• Records supplied:
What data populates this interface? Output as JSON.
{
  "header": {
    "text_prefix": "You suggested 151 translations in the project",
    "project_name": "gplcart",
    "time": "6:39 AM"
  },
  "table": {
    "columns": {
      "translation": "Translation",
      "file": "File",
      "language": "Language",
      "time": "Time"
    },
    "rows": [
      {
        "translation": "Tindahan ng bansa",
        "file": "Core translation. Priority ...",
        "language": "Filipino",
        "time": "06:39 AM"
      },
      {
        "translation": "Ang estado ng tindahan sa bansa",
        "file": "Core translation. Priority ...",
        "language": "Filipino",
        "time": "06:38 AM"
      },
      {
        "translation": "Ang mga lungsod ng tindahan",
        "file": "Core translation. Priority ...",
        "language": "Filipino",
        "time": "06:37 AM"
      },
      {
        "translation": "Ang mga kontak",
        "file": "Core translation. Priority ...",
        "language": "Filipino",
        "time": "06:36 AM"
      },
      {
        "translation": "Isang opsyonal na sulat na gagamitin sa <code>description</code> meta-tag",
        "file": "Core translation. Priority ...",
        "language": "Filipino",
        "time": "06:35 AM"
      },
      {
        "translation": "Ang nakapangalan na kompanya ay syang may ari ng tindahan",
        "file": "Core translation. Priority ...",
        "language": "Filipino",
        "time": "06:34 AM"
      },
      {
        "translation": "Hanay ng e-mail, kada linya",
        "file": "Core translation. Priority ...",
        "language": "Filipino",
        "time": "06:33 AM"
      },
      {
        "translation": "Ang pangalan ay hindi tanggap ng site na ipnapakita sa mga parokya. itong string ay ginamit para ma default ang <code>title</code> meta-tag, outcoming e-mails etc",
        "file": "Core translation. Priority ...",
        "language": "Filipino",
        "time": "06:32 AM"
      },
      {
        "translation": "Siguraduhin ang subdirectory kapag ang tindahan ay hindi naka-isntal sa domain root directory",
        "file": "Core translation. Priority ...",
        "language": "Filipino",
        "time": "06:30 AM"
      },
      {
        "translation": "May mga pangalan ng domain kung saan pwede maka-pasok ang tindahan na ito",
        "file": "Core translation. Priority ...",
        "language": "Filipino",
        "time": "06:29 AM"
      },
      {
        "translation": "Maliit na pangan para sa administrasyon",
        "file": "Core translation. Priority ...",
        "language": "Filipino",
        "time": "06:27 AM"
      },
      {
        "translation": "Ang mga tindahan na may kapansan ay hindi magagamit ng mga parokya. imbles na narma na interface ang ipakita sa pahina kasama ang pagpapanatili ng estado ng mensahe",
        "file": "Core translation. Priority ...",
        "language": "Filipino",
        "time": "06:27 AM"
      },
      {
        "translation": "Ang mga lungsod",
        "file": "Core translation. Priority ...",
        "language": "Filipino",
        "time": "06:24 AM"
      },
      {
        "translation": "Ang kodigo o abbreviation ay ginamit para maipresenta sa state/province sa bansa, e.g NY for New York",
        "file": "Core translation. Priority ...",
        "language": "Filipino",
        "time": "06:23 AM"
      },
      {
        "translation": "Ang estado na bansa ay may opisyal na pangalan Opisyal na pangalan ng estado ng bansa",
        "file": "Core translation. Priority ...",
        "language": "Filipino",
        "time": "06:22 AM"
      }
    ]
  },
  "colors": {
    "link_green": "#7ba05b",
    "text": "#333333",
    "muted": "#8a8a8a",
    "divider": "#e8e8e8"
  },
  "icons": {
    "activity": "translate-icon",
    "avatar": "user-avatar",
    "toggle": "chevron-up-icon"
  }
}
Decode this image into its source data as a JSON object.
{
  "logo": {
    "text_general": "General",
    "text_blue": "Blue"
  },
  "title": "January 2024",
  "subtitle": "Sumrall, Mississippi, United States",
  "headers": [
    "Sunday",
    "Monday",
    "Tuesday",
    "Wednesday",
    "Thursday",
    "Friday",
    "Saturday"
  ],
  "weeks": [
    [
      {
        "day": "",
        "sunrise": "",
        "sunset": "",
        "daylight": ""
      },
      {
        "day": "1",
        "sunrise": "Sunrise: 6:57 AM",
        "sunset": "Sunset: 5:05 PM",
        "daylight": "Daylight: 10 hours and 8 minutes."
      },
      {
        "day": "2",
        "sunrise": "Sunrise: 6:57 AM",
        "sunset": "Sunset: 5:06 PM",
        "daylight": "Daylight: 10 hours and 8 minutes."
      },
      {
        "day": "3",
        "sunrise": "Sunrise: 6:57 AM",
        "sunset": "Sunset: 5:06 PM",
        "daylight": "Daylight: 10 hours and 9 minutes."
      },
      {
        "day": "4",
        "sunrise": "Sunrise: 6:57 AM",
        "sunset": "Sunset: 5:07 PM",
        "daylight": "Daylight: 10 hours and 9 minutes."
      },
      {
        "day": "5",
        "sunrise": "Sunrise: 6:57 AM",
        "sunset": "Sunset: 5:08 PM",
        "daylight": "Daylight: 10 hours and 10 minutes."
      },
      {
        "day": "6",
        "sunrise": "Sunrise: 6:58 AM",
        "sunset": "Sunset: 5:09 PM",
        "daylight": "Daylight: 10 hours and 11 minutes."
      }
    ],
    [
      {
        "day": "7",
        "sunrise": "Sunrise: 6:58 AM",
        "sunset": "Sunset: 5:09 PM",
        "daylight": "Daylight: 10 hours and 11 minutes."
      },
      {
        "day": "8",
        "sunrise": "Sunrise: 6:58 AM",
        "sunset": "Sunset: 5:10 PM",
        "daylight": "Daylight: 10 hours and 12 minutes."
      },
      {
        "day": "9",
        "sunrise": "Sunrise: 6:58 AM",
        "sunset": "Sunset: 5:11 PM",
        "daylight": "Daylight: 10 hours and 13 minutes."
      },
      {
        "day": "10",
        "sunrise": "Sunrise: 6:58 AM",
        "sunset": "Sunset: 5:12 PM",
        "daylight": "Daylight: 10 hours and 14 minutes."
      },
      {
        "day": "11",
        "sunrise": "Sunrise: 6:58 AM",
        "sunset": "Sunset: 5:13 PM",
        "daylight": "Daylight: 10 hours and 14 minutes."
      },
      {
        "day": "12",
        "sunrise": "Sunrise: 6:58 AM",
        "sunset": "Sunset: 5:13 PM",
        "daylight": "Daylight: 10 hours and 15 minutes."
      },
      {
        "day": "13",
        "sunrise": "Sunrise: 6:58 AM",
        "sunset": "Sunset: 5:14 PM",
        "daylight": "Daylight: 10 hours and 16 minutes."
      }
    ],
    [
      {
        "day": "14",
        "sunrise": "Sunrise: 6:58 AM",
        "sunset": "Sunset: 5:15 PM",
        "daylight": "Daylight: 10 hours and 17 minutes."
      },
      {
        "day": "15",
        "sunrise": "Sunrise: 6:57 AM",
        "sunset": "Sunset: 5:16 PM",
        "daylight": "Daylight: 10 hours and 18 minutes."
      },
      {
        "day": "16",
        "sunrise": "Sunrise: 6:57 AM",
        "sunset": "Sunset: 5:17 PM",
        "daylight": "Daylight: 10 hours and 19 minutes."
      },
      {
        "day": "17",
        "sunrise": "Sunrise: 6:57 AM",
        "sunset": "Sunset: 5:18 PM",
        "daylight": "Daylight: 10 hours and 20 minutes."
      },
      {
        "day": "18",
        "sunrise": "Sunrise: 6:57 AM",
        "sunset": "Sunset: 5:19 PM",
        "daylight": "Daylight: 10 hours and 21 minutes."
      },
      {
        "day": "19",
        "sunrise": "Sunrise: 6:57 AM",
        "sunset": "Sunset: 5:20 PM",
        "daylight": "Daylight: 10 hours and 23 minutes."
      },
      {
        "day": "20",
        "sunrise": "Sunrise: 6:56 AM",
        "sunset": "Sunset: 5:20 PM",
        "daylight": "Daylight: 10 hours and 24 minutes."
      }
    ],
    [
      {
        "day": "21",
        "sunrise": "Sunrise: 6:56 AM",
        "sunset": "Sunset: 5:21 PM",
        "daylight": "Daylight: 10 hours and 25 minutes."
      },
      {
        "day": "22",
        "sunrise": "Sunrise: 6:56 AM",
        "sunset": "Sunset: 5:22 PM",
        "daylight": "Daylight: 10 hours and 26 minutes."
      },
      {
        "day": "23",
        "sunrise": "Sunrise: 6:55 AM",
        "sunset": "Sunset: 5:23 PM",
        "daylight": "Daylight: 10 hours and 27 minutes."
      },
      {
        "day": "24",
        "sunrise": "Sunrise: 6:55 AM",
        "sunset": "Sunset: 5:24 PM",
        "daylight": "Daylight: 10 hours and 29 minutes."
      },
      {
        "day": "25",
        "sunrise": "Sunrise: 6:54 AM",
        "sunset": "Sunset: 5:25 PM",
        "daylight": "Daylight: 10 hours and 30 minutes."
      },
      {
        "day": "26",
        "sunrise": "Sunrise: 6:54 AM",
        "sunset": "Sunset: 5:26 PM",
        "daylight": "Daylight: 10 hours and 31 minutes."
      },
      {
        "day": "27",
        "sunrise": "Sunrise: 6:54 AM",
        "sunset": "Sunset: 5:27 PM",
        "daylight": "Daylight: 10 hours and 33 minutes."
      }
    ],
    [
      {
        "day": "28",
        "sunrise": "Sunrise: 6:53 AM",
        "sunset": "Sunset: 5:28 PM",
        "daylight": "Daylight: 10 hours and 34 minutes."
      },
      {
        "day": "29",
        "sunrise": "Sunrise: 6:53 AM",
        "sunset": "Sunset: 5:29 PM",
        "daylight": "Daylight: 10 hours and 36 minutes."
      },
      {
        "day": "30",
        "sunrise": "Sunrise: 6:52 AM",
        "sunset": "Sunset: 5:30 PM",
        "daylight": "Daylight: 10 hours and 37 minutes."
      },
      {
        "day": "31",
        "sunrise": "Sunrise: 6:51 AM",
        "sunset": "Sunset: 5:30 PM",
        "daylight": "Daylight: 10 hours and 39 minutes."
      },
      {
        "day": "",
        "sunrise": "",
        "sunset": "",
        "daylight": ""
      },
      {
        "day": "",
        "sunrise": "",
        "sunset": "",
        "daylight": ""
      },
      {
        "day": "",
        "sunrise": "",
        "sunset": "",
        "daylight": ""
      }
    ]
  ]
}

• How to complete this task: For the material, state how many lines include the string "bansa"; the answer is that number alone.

• Your solution: 4